Superintendent Coto, with the support of his Board, two of whom were present, Board President Dave Cortese and member Patricia Martinez Roach, has a program in place that offers students a “school to work place” experience. Coto pointed out that it currently involves 5,000 students out of a total of 20,000 students.
Also present at the well-attended meeting were San Jose City Councilmember Manny Diaz and George Shirakawa Jr.
Coto emphasized that, as important as this “School to Careers” is, it is essential to not lose sight of the need for “long term academic preparation for the good paying jobs that, now and in the future, will be required by industry.
TRW spokesperson, Bob Climo, pointed out the importance of a good education and his and industries’ support of the “School to Careers” program concept. Climo explained that this program ﬁts in with industries’ “long term strategic interest.” He explained that historically the United States has been the sole producers of goods and services.” He adds, “now there is (world-wide) competition and we need to have skilled workers – we need to have highly skilled people. We need to compete with high skills and high pay for independent thinking workers, computational skills will be very important.” Climo explained that in the past, 85% of the work force followed directions, now 85% must be self-directed and self-starters.
To some educators this proposal has merit but also poses major pitfalls. Recently many vocational education programs fell into disfavor when it was found that many of the skills that were taught or learned only prepared students to dead end, ow paying work.
Often times these students found that they had been tracked onto programs that took many hours of time to acquire skills of limited utility when they should instead have been learning mathematics and basic science, or improving their written or oral communication skills.
In addition, some of these vocational skills learned in the workplace are the very jobs that industry is now shifting abroad, where salaries are low. For example, at the maquiladoras along the Mexican border workers are paid 28 pesos ($3) while their U.S. counterparts are paid $25.
Rod Flores, a San Jose teacher who is currently teaching in a special program for youths who have given up on traditional education, says that he is concerned with an educational trend that will divide people into futures that will be limited by their educational experience.
Flores explains, “I see beyond the current ‘rhetoric and the vision’ and see the Community College system becoming a vocational educational center; the State University system will become a training system for skilled blue collar professional workers and the California University system will remain exclusively for the elite, continuing to offer costly academic programs accessible only for the wealthy and academically prepared.”
This also seemed a concern repeatedly expressed by Superintendent Coto, who said more than once that “we must give equal attention to academics as career/job training.”

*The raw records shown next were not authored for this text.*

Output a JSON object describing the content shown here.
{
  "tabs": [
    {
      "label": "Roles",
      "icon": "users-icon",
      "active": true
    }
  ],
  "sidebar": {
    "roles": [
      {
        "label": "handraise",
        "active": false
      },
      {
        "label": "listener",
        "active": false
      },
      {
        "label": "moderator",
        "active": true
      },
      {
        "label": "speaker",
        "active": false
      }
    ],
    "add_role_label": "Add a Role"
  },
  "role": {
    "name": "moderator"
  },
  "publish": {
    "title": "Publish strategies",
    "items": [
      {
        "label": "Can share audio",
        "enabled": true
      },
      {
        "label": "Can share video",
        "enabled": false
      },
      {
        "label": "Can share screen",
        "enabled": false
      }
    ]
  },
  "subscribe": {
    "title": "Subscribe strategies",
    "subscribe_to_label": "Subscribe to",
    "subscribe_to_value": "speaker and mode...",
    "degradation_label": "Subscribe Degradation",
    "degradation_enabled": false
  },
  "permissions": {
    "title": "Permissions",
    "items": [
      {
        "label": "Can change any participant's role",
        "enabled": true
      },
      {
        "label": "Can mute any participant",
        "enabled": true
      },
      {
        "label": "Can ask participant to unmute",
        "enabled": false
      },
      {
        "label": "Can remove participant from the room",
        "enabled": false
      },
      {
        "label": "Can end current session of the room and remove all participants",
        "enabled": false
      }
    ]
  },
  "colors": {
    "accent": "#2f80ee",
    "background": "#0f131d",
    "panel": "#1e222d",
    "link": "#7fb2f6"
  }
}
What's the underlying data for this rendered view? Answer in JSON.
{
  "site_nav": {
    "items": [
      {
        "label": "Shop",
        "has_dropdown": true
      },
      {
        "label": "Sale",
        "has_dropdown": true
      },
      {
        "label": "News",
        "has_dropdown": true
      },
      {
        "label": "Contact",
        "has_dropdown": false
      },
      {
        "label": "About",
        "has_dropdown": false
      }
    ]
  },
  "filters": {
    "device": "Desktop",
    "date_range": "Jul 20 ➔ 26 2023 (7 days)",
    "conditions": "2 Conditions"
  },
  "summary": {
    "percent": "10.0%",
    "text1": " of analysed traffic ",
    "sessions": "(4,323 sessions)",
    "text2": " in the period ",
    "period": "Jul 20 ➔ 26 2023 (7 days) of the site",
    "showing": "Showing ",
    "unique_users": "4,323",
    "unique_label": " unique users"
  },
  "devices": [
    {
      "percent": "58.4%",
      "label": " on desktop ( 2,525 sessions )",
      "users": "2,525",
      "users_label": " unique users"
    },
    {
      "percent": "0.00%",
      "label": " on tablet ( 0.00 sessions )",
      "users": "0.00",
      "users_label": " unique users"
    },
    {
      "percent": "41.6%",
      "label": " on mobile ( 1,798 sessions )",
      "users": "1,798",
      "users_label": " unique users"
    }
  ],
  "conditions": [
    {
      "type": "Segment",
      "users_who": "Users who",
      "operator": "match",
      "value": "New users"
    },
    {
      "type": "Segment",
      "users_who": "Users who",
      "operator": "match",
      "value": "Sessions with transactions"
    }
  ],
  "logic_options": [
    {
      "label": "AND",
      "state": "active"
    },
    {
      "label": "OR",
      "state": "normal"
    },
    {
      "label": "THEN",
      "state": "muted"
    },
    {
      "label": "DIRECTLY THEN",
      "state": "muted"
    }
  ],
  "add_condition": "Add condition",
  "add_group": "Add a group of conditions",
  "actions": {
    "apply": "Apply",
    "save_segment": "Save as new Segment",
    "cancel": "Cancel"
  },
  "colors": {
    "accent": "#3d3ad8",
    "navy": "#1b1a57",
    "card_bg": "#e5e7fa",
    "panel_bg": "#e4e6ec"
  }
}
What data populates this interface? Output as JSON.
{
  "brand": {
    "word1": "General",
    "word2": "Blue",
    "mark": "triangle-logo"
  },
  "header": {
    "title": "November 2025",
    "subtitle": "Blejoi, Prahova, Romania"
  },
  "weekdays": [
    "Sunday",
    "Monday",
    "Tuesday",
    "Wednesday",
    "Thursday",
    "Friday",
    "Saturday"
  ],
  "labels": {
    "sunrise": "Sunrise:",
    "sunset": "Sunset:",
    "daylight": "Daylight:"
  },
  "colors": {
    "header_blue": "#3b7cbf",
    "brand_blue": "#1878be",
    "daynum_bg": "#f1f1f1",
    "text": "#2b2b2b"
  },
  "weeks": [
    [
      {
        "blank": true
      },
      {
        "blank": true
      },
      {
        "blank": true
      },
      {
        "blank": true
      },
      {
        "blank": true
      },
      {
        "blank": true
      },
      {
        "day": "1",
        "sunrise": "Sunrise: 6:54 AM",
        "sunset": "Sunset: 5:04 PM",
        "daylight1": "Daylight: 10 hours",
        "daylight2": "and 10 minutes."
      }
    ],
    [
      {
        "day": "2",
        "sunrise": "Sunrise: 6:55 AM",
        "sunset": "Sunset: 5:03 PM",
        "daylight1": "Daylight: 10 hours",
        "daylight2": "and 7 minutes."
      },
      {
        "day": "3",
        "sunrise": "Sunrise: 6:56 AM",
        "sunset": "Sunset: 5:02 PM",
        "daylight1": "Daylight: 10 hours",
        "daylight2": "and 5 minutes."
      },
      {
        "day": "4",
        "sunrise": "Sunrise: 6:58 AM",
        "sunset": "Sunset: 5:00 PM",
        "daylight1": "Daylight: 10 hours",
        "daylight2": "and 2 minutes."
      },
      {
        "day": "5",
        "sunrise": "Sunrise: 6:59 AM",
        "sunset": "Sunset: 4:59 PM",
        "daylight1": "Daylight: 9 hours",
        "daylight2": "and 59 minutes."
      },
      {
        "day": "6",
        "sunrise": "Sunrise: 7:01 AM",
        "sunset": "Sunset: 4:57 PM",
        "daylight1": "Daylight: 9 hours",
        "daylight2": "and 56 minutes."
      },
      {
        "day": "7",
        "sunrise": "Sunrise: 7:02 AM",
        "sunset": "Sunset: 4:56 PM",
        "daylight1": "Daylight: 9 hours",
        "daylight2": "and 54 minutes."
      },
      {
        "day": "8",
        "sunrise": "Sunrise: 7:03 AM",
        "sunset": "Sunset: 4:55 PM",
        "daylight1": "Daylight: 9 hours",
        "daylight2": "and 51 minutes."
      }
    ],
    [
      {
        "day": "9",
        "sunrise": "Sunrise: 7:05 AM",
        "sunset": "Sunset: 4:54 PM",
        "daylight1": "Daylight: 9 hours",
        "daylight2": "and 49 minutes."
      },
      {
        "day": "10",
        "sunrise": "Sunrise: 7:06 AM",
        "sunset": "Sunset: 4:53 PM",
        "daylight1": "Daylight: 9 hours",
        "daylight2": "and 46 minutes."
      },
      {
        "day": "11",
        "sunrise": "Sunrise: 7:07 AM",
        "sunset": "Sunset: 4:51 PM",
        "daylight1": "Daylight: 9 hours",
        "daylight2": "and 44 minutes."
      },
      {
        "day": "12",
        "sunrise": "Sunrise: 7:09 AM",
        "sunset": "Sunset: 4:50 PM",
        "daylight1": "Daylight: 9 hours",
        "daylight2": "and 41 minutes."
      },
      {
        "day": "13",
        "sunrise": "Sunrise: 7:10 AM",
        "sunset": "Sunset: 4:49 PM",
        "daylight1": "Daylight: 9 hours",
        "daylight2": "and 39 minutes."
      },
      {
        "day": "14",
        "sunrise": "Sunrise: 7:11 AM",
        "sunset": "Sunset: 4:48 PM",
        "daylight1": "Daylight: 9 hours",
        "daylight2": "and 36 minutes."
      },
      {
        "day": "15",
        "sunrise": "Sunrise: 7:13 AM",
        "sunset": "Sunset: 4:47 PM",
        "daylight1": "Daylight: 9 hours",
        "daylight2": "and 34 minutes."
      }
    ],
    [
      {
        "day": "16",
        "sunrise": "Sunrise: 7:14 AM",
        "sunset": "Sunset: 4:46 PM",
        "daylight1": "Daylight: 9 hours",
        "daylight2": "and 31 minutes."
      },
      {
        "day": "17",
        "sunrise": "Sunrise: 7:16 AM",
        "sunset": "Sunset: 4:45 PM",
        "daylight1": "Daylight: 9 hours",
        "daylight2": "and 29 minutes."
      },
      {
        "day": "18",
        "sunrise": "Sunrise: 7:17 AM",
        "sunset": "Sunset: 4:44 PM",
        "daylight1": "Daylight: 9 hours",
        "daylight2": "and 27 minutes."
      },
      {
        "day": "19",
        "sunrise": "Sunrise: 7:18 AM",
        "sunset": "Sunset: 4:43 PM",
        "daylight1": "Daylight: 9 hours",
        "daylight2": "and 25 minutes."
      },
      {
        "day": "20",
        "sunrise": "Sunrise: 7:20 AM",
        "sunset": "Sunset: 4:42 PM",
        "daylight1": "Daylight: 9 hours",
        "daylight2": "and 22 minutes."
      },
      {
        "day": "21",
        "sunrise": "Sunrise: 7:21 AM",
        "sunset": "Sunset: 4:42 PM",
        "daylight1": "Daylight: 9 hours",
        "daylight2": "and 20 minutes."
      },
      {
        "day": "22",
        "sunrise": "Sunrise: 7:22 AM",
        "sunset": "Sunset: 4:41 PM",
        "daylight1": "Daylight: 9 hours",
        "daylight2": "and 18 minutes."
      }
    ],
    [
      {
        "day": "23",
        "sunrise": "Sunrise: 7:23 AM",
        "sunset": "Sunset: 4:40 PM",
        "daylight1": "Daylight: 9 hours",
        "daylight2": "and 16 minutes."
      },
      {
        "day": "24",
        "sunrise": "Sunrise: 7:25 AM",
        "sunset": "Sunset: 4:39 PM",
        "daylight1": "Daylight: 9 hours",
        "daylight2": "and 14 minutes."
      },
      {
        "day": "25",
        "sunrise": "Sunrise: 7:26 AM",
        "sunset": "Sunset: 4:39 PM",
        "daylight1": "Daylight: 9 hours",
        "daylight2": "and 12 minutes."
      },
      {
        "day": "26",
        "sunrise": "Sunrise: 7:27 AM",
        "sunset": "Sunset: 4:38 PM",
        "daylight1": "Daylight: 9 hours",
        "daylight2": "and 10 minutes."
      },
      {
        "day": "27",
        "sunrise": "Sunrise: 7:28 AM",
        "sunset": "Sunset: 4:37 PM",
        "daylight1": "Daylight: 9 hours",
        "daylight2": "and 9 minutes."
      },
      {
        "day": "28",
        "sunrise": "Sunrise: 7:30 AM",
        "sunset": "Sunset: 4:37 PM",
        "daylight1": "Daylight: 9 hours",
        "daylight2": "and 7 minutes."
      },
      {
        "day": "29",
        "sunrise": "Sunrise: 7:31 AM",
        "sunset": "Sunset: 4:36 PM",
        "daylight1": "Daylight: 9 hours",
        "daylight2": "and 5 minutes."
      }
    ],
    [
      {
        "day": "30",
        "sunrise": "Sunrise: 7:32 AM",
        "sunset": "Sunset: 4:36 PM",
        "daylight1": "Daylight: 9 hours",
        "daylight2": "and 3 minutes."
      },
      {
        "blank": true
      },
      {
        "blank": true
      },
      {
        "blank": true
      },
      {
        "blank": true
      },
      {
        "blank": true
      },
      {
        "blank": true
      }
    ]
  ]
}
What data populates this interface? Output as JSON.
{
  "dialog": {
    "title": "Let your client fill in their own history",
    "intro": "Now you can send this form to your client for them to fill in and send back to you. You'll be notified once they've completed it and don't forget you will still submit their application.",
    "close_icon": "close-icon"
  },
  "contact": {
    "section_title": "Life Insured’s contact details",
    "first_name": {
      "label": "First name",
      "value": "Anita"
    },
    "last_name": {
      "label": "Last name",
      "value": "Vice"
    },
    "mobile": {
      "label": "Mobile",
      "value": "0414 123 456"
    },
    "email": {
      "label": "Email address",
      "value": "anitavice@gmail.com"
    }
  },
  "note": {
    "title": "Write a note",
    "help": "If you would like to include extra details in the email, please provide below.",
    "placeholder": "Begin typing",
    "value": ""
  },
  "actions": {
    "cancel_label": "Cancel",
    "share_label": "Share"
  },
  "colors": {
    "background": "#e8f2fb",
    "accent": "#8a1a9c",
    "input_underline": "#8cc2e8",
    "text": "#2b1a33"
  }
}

For more information on AB2314 or SB 643, a similar vocational bill introduced by Senator Johnston, telephone 269-6500 or 288-7515 or contact PACT at 287-0769. Superintendent Coto can be contacted at 272-6400. © La Oferta Newspaper.